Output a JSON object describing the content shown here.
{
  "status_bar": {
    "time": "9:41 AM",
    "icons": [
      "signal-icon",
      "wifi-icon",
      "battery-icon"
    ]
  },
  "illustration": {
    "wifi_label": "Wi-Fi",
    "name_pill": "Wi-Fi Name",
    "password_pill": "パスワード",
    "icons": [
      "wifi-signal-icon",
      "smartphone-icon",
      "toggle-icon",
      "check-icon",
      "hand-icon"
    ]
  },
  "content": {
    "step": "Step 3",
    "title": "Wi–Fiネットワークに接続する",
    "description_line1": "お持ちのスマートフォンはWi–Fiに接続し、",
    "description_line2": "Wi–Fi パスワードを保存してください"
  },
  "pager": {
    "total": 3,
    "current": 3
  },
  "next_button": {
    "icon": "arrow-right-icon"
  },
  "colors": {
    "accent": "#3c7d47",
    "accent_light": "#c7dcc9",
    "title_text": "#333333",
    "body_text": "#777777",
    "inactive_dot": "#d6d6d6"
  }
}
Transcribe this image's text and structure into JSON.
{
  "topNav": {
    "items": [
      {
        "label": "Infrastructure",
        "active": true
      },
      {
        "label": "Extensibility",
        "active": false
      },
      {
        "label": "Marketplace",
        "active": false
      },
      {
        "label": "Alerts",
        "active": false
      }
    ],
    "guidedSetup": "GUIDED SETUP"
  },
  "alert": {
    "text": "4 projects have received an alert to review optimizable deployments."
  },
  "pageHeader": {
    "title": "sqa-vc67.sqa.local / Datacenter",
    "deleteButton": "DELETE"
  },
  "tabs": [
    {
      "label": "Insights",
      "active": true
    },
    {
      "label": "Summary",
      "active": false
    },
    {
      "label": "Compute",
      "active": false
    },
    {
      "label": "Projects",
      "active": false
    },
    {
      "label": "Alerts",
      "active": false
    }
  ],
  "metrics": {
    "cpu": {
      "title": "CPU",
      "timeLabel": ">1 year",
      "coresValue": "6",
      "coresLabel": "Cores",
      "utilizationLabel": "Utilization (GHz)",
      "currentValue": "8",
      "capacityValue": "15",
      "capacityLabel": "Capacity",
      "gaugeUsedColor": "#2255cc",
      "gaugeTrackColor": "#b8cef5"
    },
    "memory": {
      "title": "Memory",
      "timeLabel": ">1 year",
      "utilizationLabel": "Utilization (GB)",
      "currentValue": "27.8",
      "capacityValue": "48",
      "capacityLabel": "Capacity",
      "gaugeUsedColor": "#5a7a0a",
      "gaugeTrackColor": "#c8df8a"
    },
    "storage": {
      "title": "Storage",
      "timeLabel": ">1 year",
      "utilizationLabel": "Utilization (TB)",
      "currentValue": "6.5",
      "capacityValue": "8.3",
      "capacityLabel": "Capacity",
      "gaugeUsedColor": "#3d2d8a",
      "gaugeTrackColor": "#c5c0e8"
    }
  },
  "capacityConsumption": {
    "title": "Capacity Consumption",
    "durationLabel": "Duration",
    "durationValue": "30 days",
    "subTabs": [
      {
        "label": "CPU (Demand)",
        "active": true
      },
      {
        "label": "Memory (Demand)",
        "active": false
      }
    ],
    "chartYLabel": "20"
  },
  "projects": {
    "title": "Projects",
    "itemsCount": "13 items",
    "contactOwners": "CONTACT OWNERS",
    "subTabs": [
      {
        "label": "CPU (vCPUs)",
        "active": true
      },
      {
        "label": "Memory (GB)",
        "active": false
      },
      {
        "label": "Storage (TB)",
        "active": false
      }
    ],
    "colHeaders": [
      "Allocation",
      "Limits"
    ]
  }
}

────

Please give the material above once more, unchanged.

Output a JSON object describing the content shown here.
{
  "status_bar": {
    "time": "9:41 AM",
    "icons": [
      "signal-icon",
      "wifi-icon",
      "battery-icon"
    ]
  },
  "illustration": {
    "wifi_label": "Wi-Fi",
    "name_pill": "Wi-Fi Name",
    "password_pill": "パスワード",
    "icons": [
      "wifi-signal-icon",
      "smartphone-icon",
      "toggle-icon",
      "check-icon",
      "hand-icon"
    ]
  },
  "content": {
    "step": "Step 3",
    "title": "Wi–Fiネットワークに接続する",
    "description_line1": "お持ちのスマートフォンはWi–Fiに接続し、",
    "description_line2": "Wi–Fi パスワードを保存してください"
  },
  "pager": {
    "total": 3,
    "current": 3
  },
  "next_button": {
    "icon": "arrow-right-icon"
  },
  "colors": {
    "accent": "#3c7d47",
    "accent_light": "#c7dcc9",
    "title_text": "#333333",
    "body_text": "#777777",
    "inactive_dot": "#d6d6d6"
  }
}
Transcribe this image's text and structure into JSON.
{
  "topNav": {
    "items": [
      {
        "label": "Infrastructure",
        "active": true
      },
      {
        "label": "Extensibility",
        "active": false
      },
      {
        "label": "Marketplace",
        "active": false
      },
      {
        "label": "Alerts",
        "active": false
      }
    ],
    "guidedSetup": "GUIDED SETUP"
  },
  "alert": {
    "text": "4 projects have received an alert to review optimizable deployments."
  },
  "pageHeader": {
    "title": "sqa-vc67.sqa.local / Datacenter",
    "deleteButton": "DELETE"
  },
  "tabs": [
    {
      "label": "Insights",
      "active": true
    },
    {
      "label": "Summary",
      "active": false
    },
    {
      "label": "Compute",
      "active": false
    },
    {
      "label": "Projects",
      "active": false
    },
    {
      "label": "Alerts",
      "active": false
    }
  ],
  "metrics": {
    "cpu": {
      "title": "CPU",
      "timeLabel": ">1 year",
      "coresValue": "6",
      "coresLabel": "Cores",
      "utilizationLabel": "Utilization (GHz)",
      "currentValue": "8",
      "capacityValue": "15",
      "capacityLabel": "Capacity",
      "gaugeUsedColor": "#2255cc",
      "gaugeTrackColor": "#b8cef5"
    },
    "memory": {
      "title": "Memory",
      "timeLabel": ">1 year",
      "utilizationLabel": "Utilization (GB)",
      "currentValue": "27.8",
      "capacityValue": "48",
      "capacityLabel": "Capacity",
      "gaugeUsedColor": "#5a7a0a",
      "gaugeTrackColor": "#c8df8a"
    },
    "storage": {
      "title": "Storage",
      "timeLabel": ">1 year",
      "utilizationLabel": "Utilization (TB)",
      "currentValue": "6.5",
      "capacityValue": "8.3",
      "capacityLabel": "Capacity",
      "gaugeUsedColor": "#3d2d8a",
      "gaugeTrackColor": "#c5c0e8"
    }
  },
  "capacityConsumption": {
    "title": "Capacity Consumption",
    "durationLabel": "Duration",
    "durationValue": "30 days",
    "subTabs": [
      {
        "label": "CPU (Demand)",
        "active": true
      },
      {
        "label": "Memory (Demand)",
        "active": false
      }
    ],
    "chartYLabel": "20"
  },
  "projects": {
    "title": "Projects",
    "itemsCount": "13 items",
    "contactOwners": "CONTACT OWNERS",
    "subTabs": [
      {
        "label": "CPU (vCPUs)",
        "active": true
      },
      {
        "label": "Memory (GB)",
        "active": false
      },
      {
        "label": "Storage (TB)",
        "active": false
      }
    ],
    "colHeaders": [
      "Allocation",
      "Limits"
    ]
  }
}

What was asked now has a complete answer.